With much of Illinois suffering from abnormally dry conditions to severe drought, the risk of corn foliar diseases in most of the state is currently low. Although foliar fungicides are touted for a variety of reasons--including "plant health," "yield bumps," and "yield enhancements"--these effects have not been observed consistently in University of Illinois trials when foliar disease pressure is low.
Since 2008, the plant pathology program in the University of Illinois Department of Crop Sciences has conducted annual foliar fungicide trials on corn across the state. A number of products, including Headline, Headline AMP, Stratego, Stratego YLD, Quilt, Quilt Xcel, and Bumper, are applied between the VT and R1 growth stages (tassel emergence to beginning silking). At each location, disease severity is measured by evaluating the ear leaves of each plot and estimating the percentage of leaf area affected by disease. These measurements are collected about 4 weeks after foliar fungicides are applied.

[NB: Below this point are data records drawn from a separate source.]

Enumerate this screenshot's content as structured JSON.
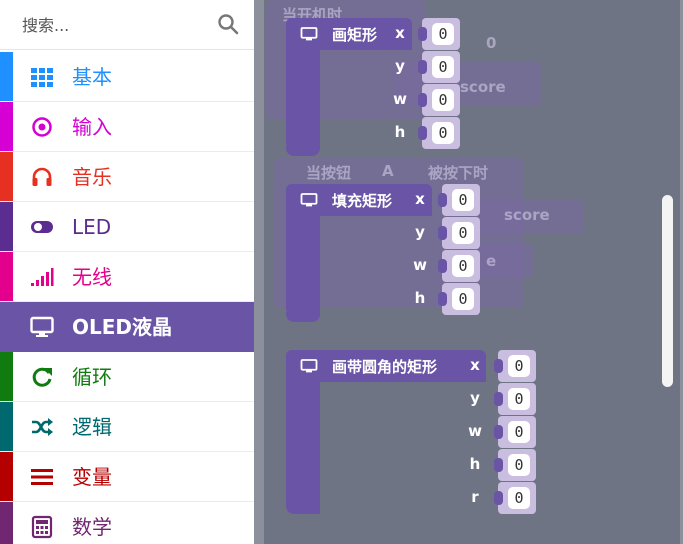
{
  "toolbox": {
    "search": {
      "placeholder": "搜索..."
    },
    "categories": [
      {
        "label": "基本",
        "icon": "grid-icon",
        "color": "#1e90ff"
      },
      {
        "label": "输入",
        "icon": "target-icon",
        "color": "#d400d4"
      },
      {
        "label": "音乐",
        "icon": "headphones-icon",
        "color": "#e63022"
      },
      {
        "label": "LED",
        "icon": "toggle-icon",
        "color": "#5c2d91"
      },
      {
        "label": "无线",
        "icon": "signal-bars-icon",
        "color": "#e3008c"
      },
      {
        "label": "OLED液晶",
        "icon": "monitor-icon",
        "color": "#6a54a6",
        "selected": true
      },
      {
        "label": "循环",
        "icon": "refresh-icon",
        "color": "#107c10"
      },
      {
        "label": "逻辑",
        "icon": "shuffle-icon",
        "color": "#006970"
      },
      {
        "label": "变量",
        "icon": "list-icon",
        "color": "#b4009e"
      },
      {
        "label": "数学",
        "icon": "calculator-icon",
        "color": "#712672"
      }
    ]
  },
  "workspace": {
    "background_text": {
      "on_start": "当开机时",
      "on_button": "当按钮",
      "button_value": "A",
      "pressed": "被按下时",
      "score": "score",
      "number_value": "0"
    },
    "blocks": [
      {
        "title": "画矩形",
        "params": [
          {
            "key": "x",
            "value": "0"
          },
          {
            "key": "y",
            "value": "0"
          },
          {
            "key": "w",
            "value": "0"
          },
          {
            "key": "h",
            "value": "0"
          }
        ]
      },
      {
        "title": "填充矩形",
        "params": [
          {
            "key": "x",
            "value": "0"
          },
          {
            "key": "y",
            "value": "0"
          },
          {
            "key": "w",
            "value": "0"
          },
          {
            "key": "h",
            "value": "0"
          }
        ]
      },
      {
        "title": "画带圆角的矩形",
        "params": [
          {
            "key": "x",
            "value": "0"
          },
          {
            "key": "y",
            "value": "0"
          },
          {
            "key": "w",
            "value": "0"
          },
          {
            "key": "h",
            "value": "0"
          },
          {
            "key": "r",
            "value": "0"
          }
        ]
      }
    ]
  }
}
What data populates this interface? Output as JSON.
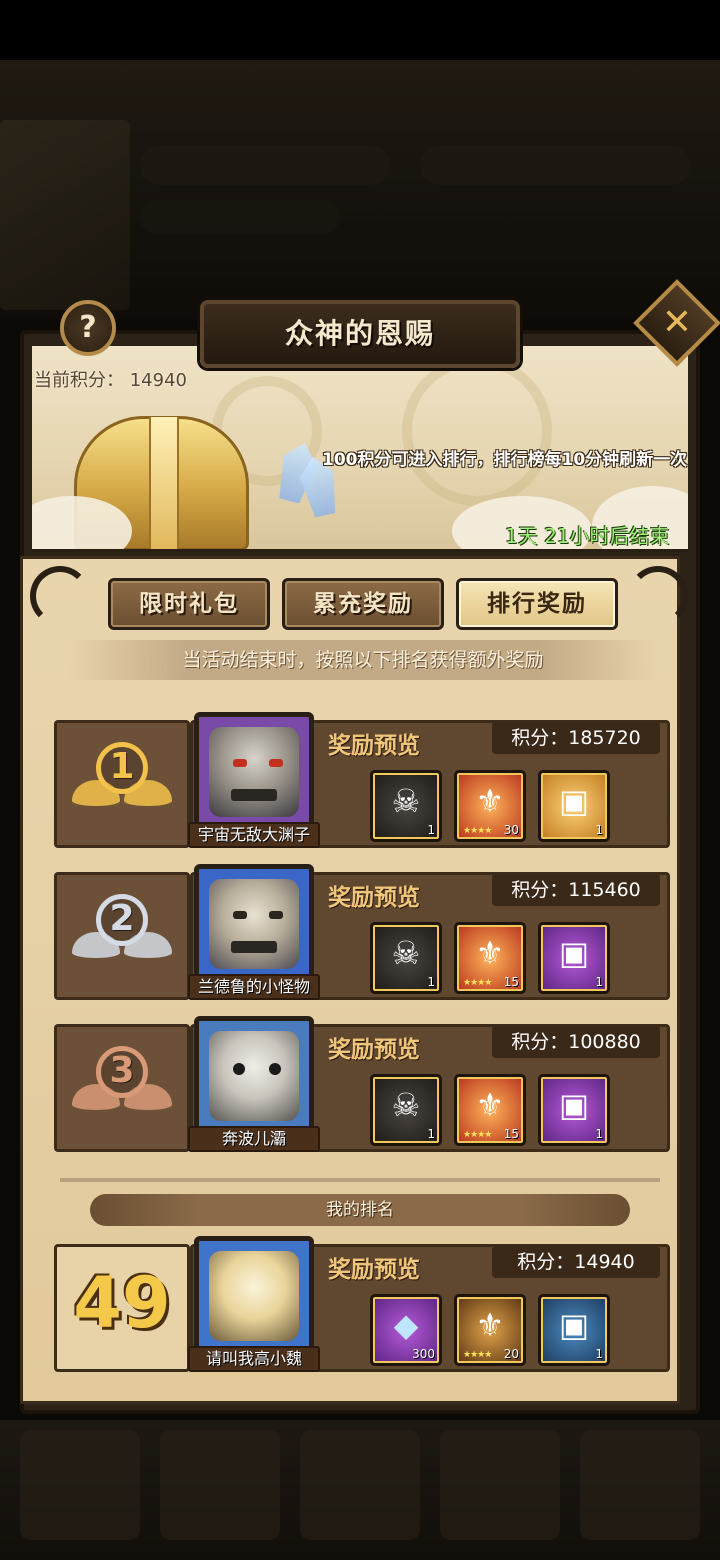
{
  "header": {
    "title": "众神的恩赐",
    "current_score_label": "当前积分：",
    "current_score": "14940",
    "notice": "100积分可进入排行，排行榜每10分钟刷新一次",
    "countdown": "1天 21小时后结束",
    "help_glyph": "?",
    "close_glyph": "✕"
  },
  "tabs": [
    "限时礼包",
    "累充奖励",
    "排行奖励"
  ],
  "active_tab": "排行奖励",
  "tip": "当活动结束时，按照以下排名获得额外奖励",
  "labels": {
    "preview": "奖励预览",
    "score": "积分：",
    "my_rank": "我的排名",
    "stars": "★★★★"
  },
  "icons": {
    "hero": "☠",
    "equip": "⚜",
    "chest": "▣",
    "gem": "◆"
  },
  "ranks": [
    {
      "rank": "1",
      "name": "宇宙无敌大渊子",
      "score": "185720",
      "items": [
        "1",
        "30",
        "1"
      ]
    },
    {
      "rank": "2",
      "name": "兰德鲁的小怪物",
      "score": "115460",
      "items": [
        "1",
        "15",
        "1"
      ]
    },
    {
      "rank": "3",
      "name": "奔波儿灞",
      "score": "100880",
      "items": [
        "1",
        "15",
        "1"
      ]
    }
  ],
  "mine": {
    "rank": "49",
    "name": "请叫我高小魏",
    "score": "14940",
    "items": [
      "300",
      "20",
      "1"
    ]
  },
  "colors": {
    "gold": "#f3c24a",
    "silver": "#d4dbe4",
    "bronze": "#d99a78",
    "countdown": "#9ef07a",
    "preview": "#f0c67a"
  }
}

A summary of the trials is shown in Figure 1. On the horizontal axis, the measurement of disease severity (percentage of ear leaf with lesions) observed in the nontreated control is divided into three levels: less than 10%, between 10% and 14%, and 15% or greater. The number of trials for each category (N) is indicated, along with the mean yield response and the frequency of achieving a yield response of at least 5 bu/A. This yield response level can be used as a measure of profitability. With current corn prices, fungicide prices, and application costs, a 5 bu/A yield response would be close to the "break-even" or "profitable" mark.
This summary indicates that disease pressure plays an extremely important role in achieving a positive yield response with a foliar fungicide and in consistently achieving economically positive yield responses. Under low disease pressure (less than 10% severity), the mean yield response was only 0.7 bu/A, and a response of at least 5 bu/A was achieved only 23% of the time. Under moderate disease pressure (10% to 14% severity), the mean yield response was 4.8 bu/A, and a response of at least 5 bu/A was achieved 50% of the time. Under high disease pressure (at least 15% severity), the mean yield response was 12.7 bu/A, and a response of at least 5 bu/A was achieved 100% of the time. In these trials, gray leaf spot generally was the most severe disease, but northern leaf blight and southern corn rust also were present in a few trials.
These results clearly reveal that disease pressure plays a critical role in the magnitude and consistency of yield response to a foliar fungicide application in corn. The difficult part is being able to predict before the VT to R1 stages what type of disease pressure may develop later in the season. To make such a prediction, one needs to consider disease risk factors and to scout for disease.
Disease risk factors include these:
- Susceptibility level of corn hybrid. Seed companies typically can provide information on the susceptibility of their hybrids to gray leaf spot and northern leaf blight. In general, hybrids that are more susceptible to fungal foliar diseases will have a greater response to a foliar fungicide (if disease pressure is high enough).
- Previous crop. Because many foliar pathogens survive in corn residue, the risk of foliar diseases (such as gray leaf spot and northern leaf blight) increases when corn is planted back into a field that grew corn the previous year.
- Weather. Rainy and/or humid weather generally is most favorable to foliar diseases. In growing seasons when these conditions prevail, the risk for disease development increases.
- Field history. Some field locations have a history of high foliar disease severity. Fields in river bottoms or low areas or those surrounded by trees may be more prone to foliar corn diseases.
Scout for foliar diseases in corn just before tassel emergence. Current disease management guidelines suggest the following criteria by hybrid type for considering an application of foliar fungicide:
- Susceptible hybrids--if disease symptoms are present on the third leaf below the ear or higher on 50% of the plants examined.
- Intermediate hybrids--if disease symptoms are present on the third leaf below the ear or higher on 50% of the plants examined, if the field is in an area with a history of foliar disease problems, if the previous crop was corn, if there is surface residue of 35% or more, and if the weather is warm and humid.
- Resistant hybrids--fungicide applications generally are not recommended.
According to the data from our corn fungicide trials, if at least 15% of ear leaf area is affected by disease at the end of the season, a foliar fungicide applied between VT and R1 would likely have been beneficial. Using the disease risk factors and scouting observations collected just before tassel emergence will help you predict how severe disease may be several weeks from the VT to R1 stages and help you decide whether to apply a foliar fungicide.